02:24:48   Maybe in the future, but not yet.

02:24:50   They can't do that yet.

02:24:51   - I would have agreed with that.

02:24:53   - So I think that whatever Apple's gonna have for your wrist

02:24:55   is gonna be that sort of thing.

02:24:57   I didn't think that was possible yet, but here it is.

02:25:00   - I think that that's really gonna come down to battery.

02:25:02   I think that's gonna be the big shock.

02:25:03   - Well, and that's why I think that the weird thing,

02:25:05   I think that the focus on iPhone, Android-style,

02:25:11   LCD displays in the Android Wear is,

02:25:15   I wouldn't be surprised at all if that's the biggest reason

02:25:17   they only get one day of battery life.

02:25:20   Is because-- - Oh, it's gotta be.

02:25:20   - 'Cause the display takes so much of the battery,

02:25:23   like I said with Jonas before,

02:25:25   he gets terrible battery life

02:25:26   'cause he runs at full brightness.

02:25:27   The display is still, it's just an enormous, enormous drain.
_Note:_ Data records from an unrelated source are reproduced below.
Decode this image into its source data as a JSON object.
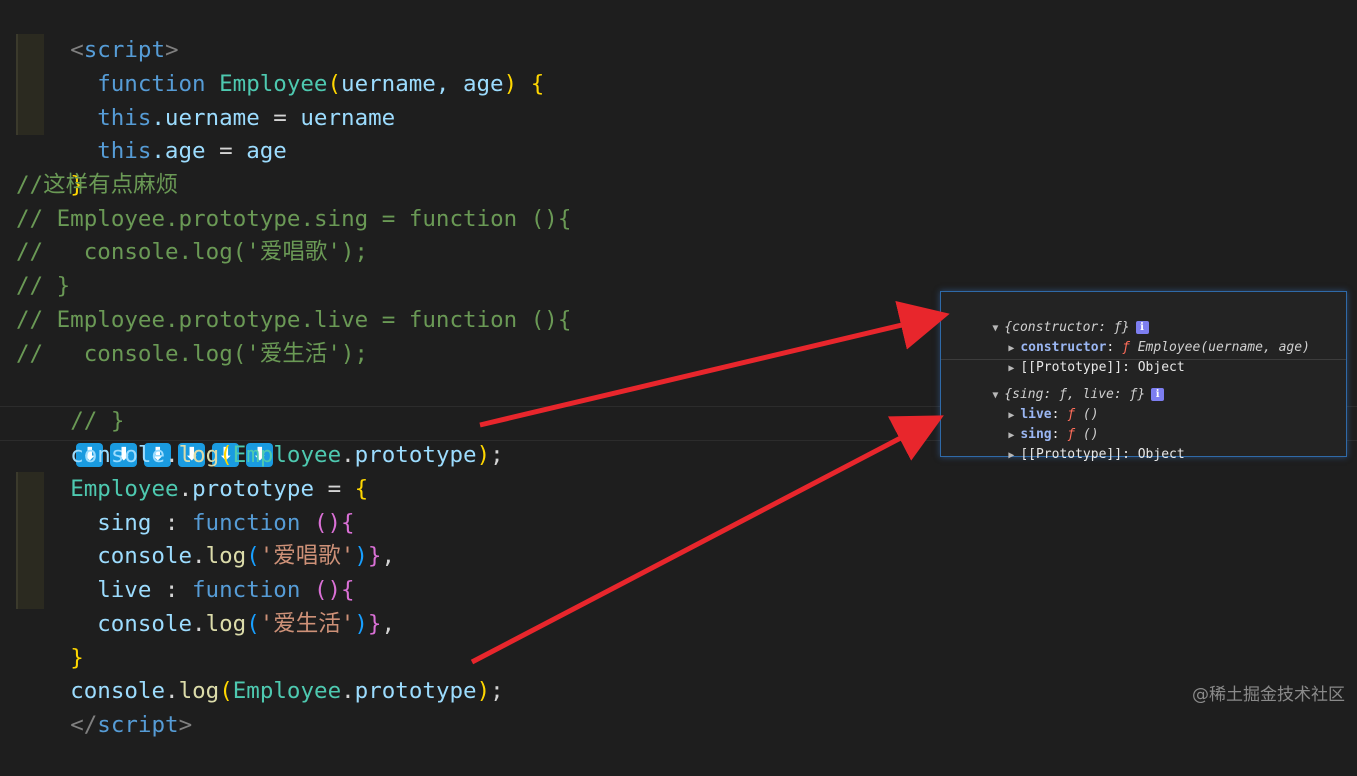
{
  "code_lines": {
    "l1": {
      "open": "<",
      "tag": "script",
      "close": ">"
    },
    "l2": {
      "kw": "function",
      "name": "Employee",
      "p1": "(",
      "args": "uername, age",
      "p2": ")",
      "brace": "{"
    },
    "l3": {
      "kw": "this",
      "prop": ".uername",
      "eq": " = ",
      "val": "uername"
    },
    "l4": {
      "kw": "this",
      "prop": ".age",
      "eq": " = ",
      "val": "age"
    },
    "l5": {
      "brace": "}"
    },
    "l6": {
      "comment": "//这样有点麻烦"
    },
    "l7": {
      "comment": "// Employee.prototype.sing = function (){"
    },
    "l8": {
      "comment": "//   console.log('爱唱歌');"
    },
    "l9": {
      "comment": "// }"
    },
    "l10": {
      "comment": "// Employee.prototype.live = function (){"
    },
    "l11": {
      "comment": "//   console.log('爱生活');"
    },
    "l12": {
      "comment": "// }",
      "arrows": [
        "⬇",
        "⬇",
        "⬇",
        "⬇",
        "⬇",
        "⬇"
      ]
    },
    "l13": {
      "obj": "console",
      "dot1": ".",
      "method": "log",
      "p1": "(",
      "cls": "Employee",
      "dot2": ".",
      "prop": "prototype",
      "p2": ")",
      "semi": ";"
    },
    "l14": {
      "cls": "Employee",
      "dot": ".",
      "prop": "prototype",
      "eq": " = ",
      "brace": "{"
    },
    "l15": {
      "key": "sing",
      "colon": " : ",
      "kw": "function",
      "sp": " ",
      "parens": "()",
      "brace": "{"
    },
    "l16": {
      "obj": "console",
      "dot": ".",
      "method": "log",
      "p1": "(",
      "str": "'爱唱歌'",
      "p2": ")",
      "brace": "}",
      "comma": ","
    },
    "l17": {
      "key": "live",
      "colon": " : ",
      "kw": "function",
      "sp": " ",
      "parens": "()",
      "brace": "{"
    },
    "l18": {
      "obj": "console",
      "dot": ".",
      "method": "log",
      "p1": "(",
      "str": "'爱生活'",
      "p2": ")",
      "brace": "}",
      "comma": ","
    },
    "l19": {
      "brace": "}"
    },
    "l20": {
      "obj": "console",
      "dot1": ".",
      "method": "log",
      "p1": "(",
      "cls": "Employee",
      "dot2": ".",
      "prop": "prototype",
      "p2": ")",
      "semi": ";"
    },
    "l21": {
      "open": "</",
      "tag": "script",
      "close": ">"
    }
  },
  "console_output": {
    "block1": {
      "summary": "{constructor: ƒ}",
      "badge": "i",
      "rows": [
        {
          "key": "constructor",
          "sep": ": ",
          "f": "ƒ",
          "value": " Employee(uername, age)"
        },
        {
          "key": "[[Prototype]]",
          "sep": ": ",
          "value": "Object"
        }
      ]
    },
    "block2": {
      "summary": "{sing: ƒ, live: ƒ}",
      "badge": "i",
      "rows": [
        {
          "key": "live",
          "sep": ": ",
          "f": "ƒ",
          "value": " ()"
        },
        {
          "key": "sing",
          "sep": ": ",
          "f": "ƒ",
          "value": " ()"
        },
        {
          "key": "[[Prototype]]",
          "sep": ": ",
          "value": "Object"
        }
      ]
    }
  },
  "watermark": "@稀土掘金技术社区",
  "colors": {
    "background": "#1e1e1e",
    "arrow": "#e8262c",
    "keyword": "#569cd6",
    "class": "#4ec9b0",
    "comment": "#6a9955",
    "string": "#ce9178"
  }
}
02:25:31   - Didn't Steve Jobs say that at one point?

02:25:32   That the biggest drain on battery in the iPhone

02:25:34   was the display?

02:25:35   - Yeah, it's like an open secret.

02:25:37   I mean, it's just simple,

02:25:40   it's just you're lighting up millions of little light bulbs.

02:25:43   - This is why I think that

02:25:44   Whitting's activite steampunk approach is pretty smart.

02:25:47   - Yeah, I don't, I would actually,

02:25:50   I'll just go so far as to say,

02:25:51   I think I'd be very surprised if Apple's wearable

02:25:53   is an iPhone style display on your wrist.

02:25:56   And I don't know if it'll be no display,

02:25:58   I don't know if it's like a thing that just collects data,

02:26:01   but I don't, I just don't see how running a display

02:26:04   and therefore only getting one day of battery life,

02:26:07   anything desirable comes out of that.

02:26:09   - Yeah, I don't know.

02:26:10   I think we've filled up the hour. Let's wrap it up. Dave Whiskus, people can find you on Twitter

02:26:17   at—what's your username this week? And you've got your own professional with Jamie Newberry.

02:26:26   What's that app? Oh, um…

02:26:32   Vesper. That's it.

02:26:36   Yeah, I like that. I like that up

02:26:38   People can check that out. It's

02:26:41   on sale for the summer at $2.99 and

02:26:44   I think thanks to you you you said for the summer

02:26:49   I have but what you wrote was until we sober up until we sober up. Well, we'll see how that goes

02:26:55   Let's see how it goes. All right, I'll send you the audio and then you can get to work

02:26:58   (laughs)